|Well Stephen it was just a suggestion.... Anything at all might do.|
RGtx why thank you for your helful comments.
Nobody saw a reason to complain in that thread quoted. However in this thread 2 have complained about not so Puritan talk.
|riptide, I was jesting, to be honest, the language and imagery employed in this thread, would hardly make a maiden aunt blush.|
On a lighter note, in all probability it was you who brought this fiasco on us - never ever denigrate a Dell, it will always pay you back!
|Oh right. hehe! Was it me in my suggesting new hardware mode? ooops.. did I not include the disclaimer|
|Having participated in this project from the "early days" - and having been at one time a "many boxen" producer, I understand the frustration of some for whom stats are to live and die by. There's certainly room in the project for the small producer, all the way up to those that command hulking datacenters of crunch, and that's one of the great things about DC. We can choose to crunch large volumes, or crunch high quality -or anything in between - and everyone's motives are suitably pure.|
May I suggest that rather than berating Stephen (who has done a yeoman's job singlehandedly managing a huge project,) would it not be just ever-so-slightly more useful to provide positive input toward improving the reliability of the stats?
I would submit that there is a pretty substantial amount of expertise in a number of areas involved here. Certainly it's all up to Stephen how or IF any participants can assist from the IT perspective... but in any event, I'd have to think that people as talented as the participants of this project can do better than whine about how things aren't "just so." I offer this - bearing in mind that I myself have been one of the biggest whiners about various issues that are meaningless in the grand scheme of things. Mea Culpa. My attitude about my contribution to this project changed when I began reading and trying to understand what it is we're doing -- and it's fascinating stuff. So for me... it's now about more than stats. (convenient for me since I now only have two machines, down from my former crack-rack and data lab days.)
It is notable that a number of people offered technical assistance, and that is laudable. I do feel that some of the criticism is just a little bit over-the-top. Yes - much of it was tongue-in-cheek, and sometimes humor doesn't translate well... but I think that some of us have treated Stephen quite a bit more roughly than he is deserving of.
The questions I pose are these:
A. Would Stephen consider a small virtual team to assist in some yet-to-be-determined way in the technical and computing aspects of the project?
B. Would there be participants who would be willing donate their time to make (A.) possible?
If A. and B. are true, then shall we move forward?
Just some food for thought.
|Well we've gone as far as distributing the FTP servers. Distributing the datacenter would require me to come up with some agreed protocol for everyone to store and count the results. Having said that, it might also make cheating a bit too easy, unless of course the clever "agree by consensus" arrangement between the datacenters makes that unlikely.|
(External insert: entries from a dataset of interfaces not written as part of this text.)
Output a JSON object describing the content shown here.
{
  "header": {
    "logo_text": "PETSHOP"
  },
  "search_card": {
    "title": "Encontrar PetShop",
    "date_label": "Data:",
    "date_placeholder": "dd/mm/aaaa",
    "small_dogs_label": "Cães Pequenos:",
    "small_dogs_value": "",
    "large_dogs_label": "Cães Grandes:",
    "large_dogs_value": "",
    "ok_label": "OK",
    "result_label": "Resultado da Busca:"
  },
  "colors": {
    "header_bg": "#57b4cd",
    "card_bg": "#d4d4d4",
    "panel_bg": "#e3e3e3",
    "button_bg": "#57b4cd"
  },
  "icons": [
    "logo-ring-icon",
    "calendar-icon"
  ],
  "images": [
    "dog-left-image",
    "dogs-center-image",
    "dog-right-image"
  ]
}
Also be aware the database as it stands is 136GB (89GB on a compressed drive) and will get larger in its current arrangement. This would also be a rather high bandwidth activity, I'm not sure we really want to multiply up the network traffic just for the sake of it! It'd be hard for me to receive a backup of a database of that size too if it's not on my LAN (100GB at 8Mbit/s is over a day...)
|...not that you can usually upload at 8Mbit/s anyway over DSL! Mine at home can receive at 6.5Mbit/s but I think the upload smaller by some ratio like 8:1.|
|What if you set a break point at 100G move that first 100 G to a dive of it's own make a backup of it for safety|
Then only make backups of the last 35+ as it grows. That way you could use a network drive backup They only cost $200.00 + for a 500 gig unit and $350.00 to $400.00 for a 1 TB
They can work with out human intervention too
You can also use incremental to save on bandwidth
If you can find a way to backup over the INTERNET to a IP address I have 2 to 3 TB of free HD space in my system at home
|136GB backed up to a decent backup server would take well under an hour. If the database is something sensible, it should support incremental backups enabling the data to be continuously secured.|
|I meant a remote backup as DanC was suggesting. I was only following up his idea...|